Checking the forecast is prudent, but Mother Nature can quickly change things up. Brief thunderstorms can turn trails into slippery washouts. Easy stream crossings often become hazardous, and strong wind can cause large branches to fall.
If you hear thunder while hiking, even if the sky is still blue, you should turn around immediately or head for the nearest shelter—ideally, a fully enclosed building or a car. If there is no nearby shelter, head for low ground and avoid tall objects like trees, and crouch down (don’t lie) on the ground.
Hypothermia may seem like only a winter problem, but getting “hiker’s hypothermia,” as it is known, is possible even in 50 degrees Fahrenheit.
Experienced hikers know the adage “cotton kills.” Becoming wet, either by rain or sweat, while wearing the wrong clothing can cause a quick drop in body heat. The condition is often exasperated by exertion, fatigue, and dehydration—things hikers face. Fortunately, hypothermia is easily preventable:
- Dress in layers to better control your temperature
- Choose moisture-wicking layers over cotton and denim
- Don’t push for a windy summit if you’re already wet and cold
Carry a Whistle
A whistle takes up little room, and should you need help, the sound will carry much farther than your voice. Blow your whistle in bursts of three (SOS) to indicate you have an emergency. Keep it handy in a pocket or on a lanyard, not buried in backpack!
Don’t Wear Headphones While Hiking
A lot of people enjoy music on a long hike, but eliminating one of your most important senses comes with a cost. Not only will you miss the birdsong, nature often warns with sounds, giving us enough time to respond. You need to hear that irritated bear’s snort, rattlesnake’s rattle, or falling branch’s sharp crack!
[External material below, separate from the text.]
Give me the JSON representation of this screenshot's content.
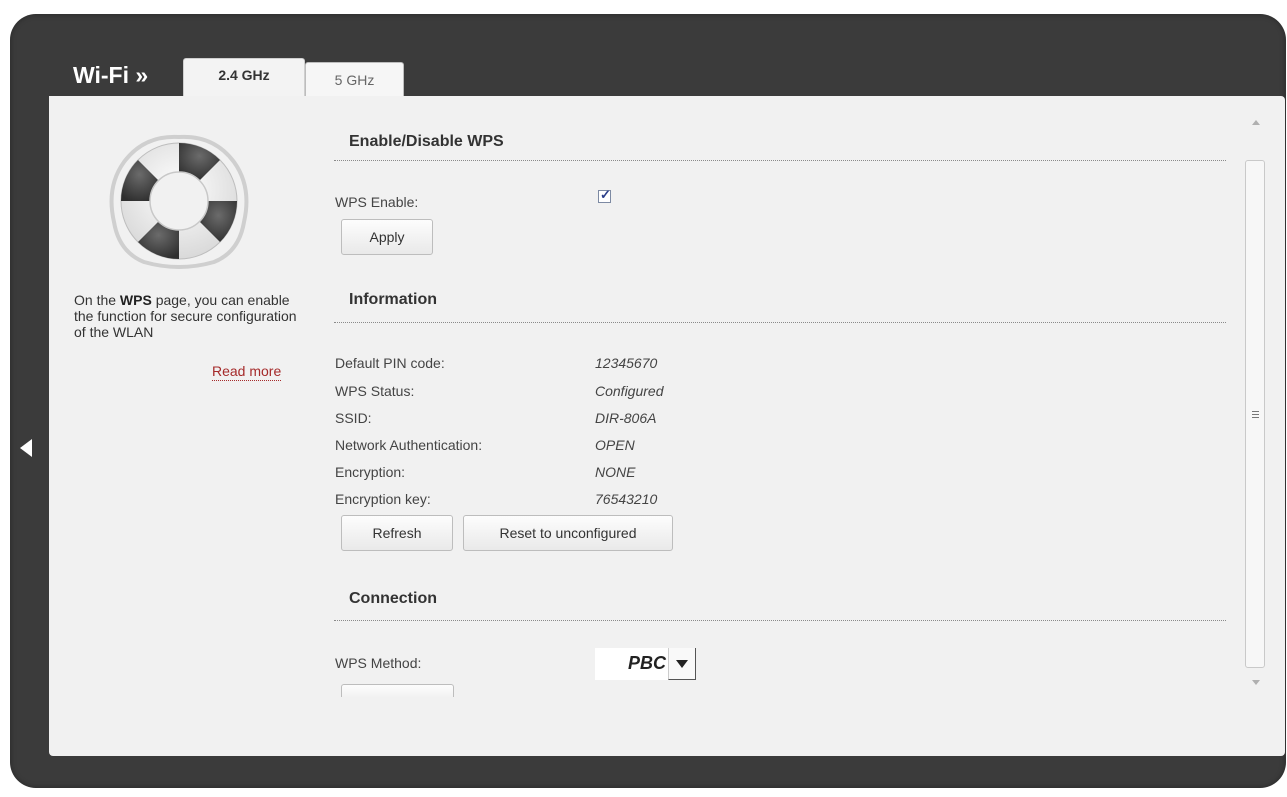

Music is nice, but wait until you’re on your way to enjoy that celebratory beverage at the end of a safe hike.